3. Model it! Creative thinking is a skill that can be learned! Just as we would provide instruction and support to help our students understand fractions or physics, we need to do the same for creative thinking. Our students have tremendous creative capacity and it is our job to help them identify and develop it. One of my favorite ways to model creative thought is described in tip #5; students often learn best from their peers.
4. Creativity takes time, so give students time to think, try out new ideas, and invent. Creativity can be integrated throughout the academic day with strategies like open-ended questions, project based learning, and student choice. I also like to specifically carve out time in our day to focus on creative thinking. Because the school day is so jam-packed, and much of our instructional time is mandated by others, I tend to use creative activities, like "Brain Food," as:
- Bell Ringers: My students can arrive anytime between 7:30 and 8:00. This 30 minutes can pose a challenge!

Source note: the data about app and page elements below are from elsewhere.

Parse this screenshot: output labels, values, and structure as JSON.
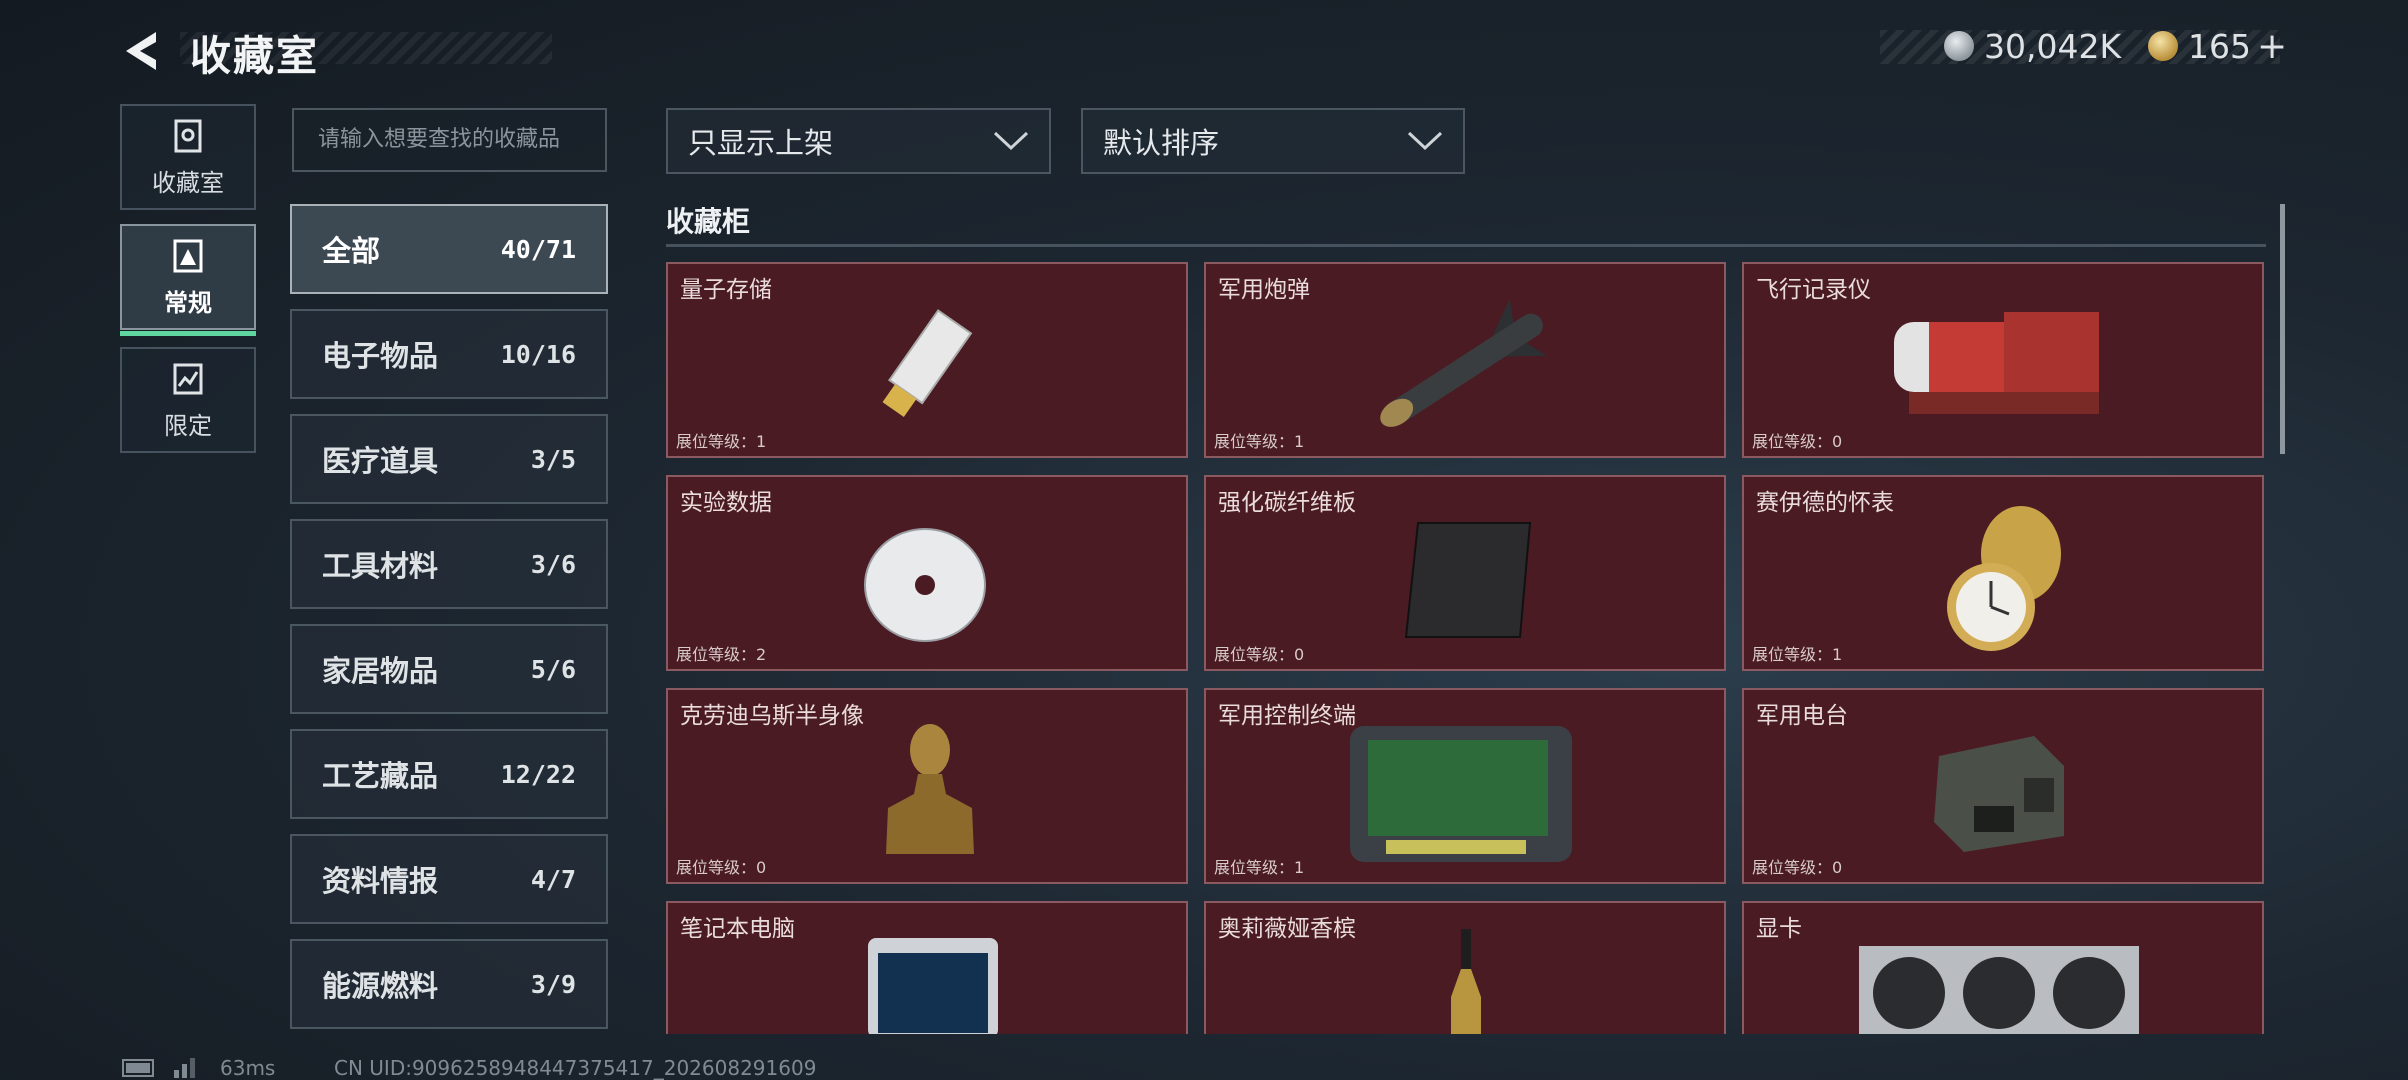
{
  "header": {
    "title": "收藏室",
    "currency_silver": "30,042K",
    "currency_gold": "165",
    "add_symbol": "+"
  },
  "nav": [
    {
      "label": "收藏室",
      "icon": "vault-icon",
      "active": false
    },
    {
      "label": "常规",
      "icon": "regular-icon",
      "active": true
    },
    {
      "label": "限定",
      "icon": "limited-icon",
      "active": false
    }
  ],
  "search": {
    "placeholder": "请输入想要查找的收藏品"
  },
  "categories": [
    {
      "label": "全部",
      "count": "40/71"
    },
    {
      "label": "电子物品",
      "count": "10/16"
    },
    {
      "label": "医疗道具",
      "count": "3/5"
    },
    {
      "label": "工具材料",
      "count": "3/6"
    },
    {
      "label": "家居物品",
      "count": "5/6"
    },
    {
      "label": "工艺藏品",
      "count": "12/22"
    },
    {
      "label": "资料情报",
      "count": "4/7"
    },
    {
      "label": "能源燃料",
      "count": "3/9"
    }
  ],
  "filters": {
    "show_filter": "只显示上架",
    "sort": "默认排序"
  },
  "section_title": "收藏柜",
  "items": [
    {
      "name": "量子存储",
      "level": "展位等级：1",
      "icon": "usb-drive-icon"
    },
    {
      "name": "军用炮弹",
      "level": "展位等级：1",
      "icon": "missile-icon"
    },
    {
      "name": "飞行记录仪",
      "level": "展位等级：0",
      "icon": "flight-recorder-icon"
    },
    {
      "name": "实验数据",
      "level": "展位等级：2",
      "icon": "disc-icon"
    },
    {
      "name": "强化碳纤维板",
      "level": "展位等级：0",
      "icon": "carbon-plate-icon"
    },
    {
      "name": "赛伊德的怀表",
      "level": "展位等级：1",
      "icon": "pocket-watch-icon"
    },
    {
      "name": "克劳迪乌斯半身像",
      "level": "展位等级：0",
      "icon": "bust-icon"
    },
    {
      "name": "军用控制终端",
      "level": "展位等级：1",
      "icon": "control-terminal-icon"
    },
    {
      "name": "军用电台",
      "level": "展位等级：0",
      "icon": "radio-icon"
    },
    {
      "name": "笔记本电脑",
      "level": "",
      "icon": "laptop-icon"
    },
    {
      "name": "奥莉薇娅香槟",
      "level": "",
      "icon": "champagne-icon"
    },
    {
      "name": "显卡",
      "level": "",
      "icon": "graphics-card-icon"
    }
  ],
  "status": {
    "ping": "63ms",
    "uid": "CN UID:9096258948447375417_202608291609"
  },
  "colors": {
    "card_bg": "#4a1b22",
    "card_border": "#8a5a60",
    "accent": "#5fd6a0"
  }
}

While I want morning work activities to be worthwhile, I don’t want students who arrive at 8:00 to be “penalized” for missing this time. I love using creativity exercises as bell ringers because my students who are present are meaningfully engaged and developing essential skills, but it does not put other students “behind.”
- Center Activities: I often have a “Creation Station” as one of my center rotations in both math and reading. Divergent thinking activities are perfect for this spot! Students can tackle the tasks with independence AND at their individual level of readiness.
- Anchor Activities: Creative thinking activities are a great resource for my fast finishers! I give each student a “Brain Food” packet and if they finish early, they can pull it out and be actively engaged.
5. Make time to share! Not only do students love to share their original creations, but it also supports and promotes further creative thought. Seeing other ideas and perspectives can help students to approach their own work in different ways. In addition, students are more likely to be purposefully engaged and challenge themselves if they know their work will have an audience.
6. Create a safe environment that encourages students to take creative risks. Creative thinking needs to be shared and validated by others in a supportive atmosphere. Nothing squashes enthusiasm and a willingness to try like negative remarks and criticism.
Here are some thoughts to get you started! Let me know what questions you have; I'd love to hear from you. Thanks for checking in!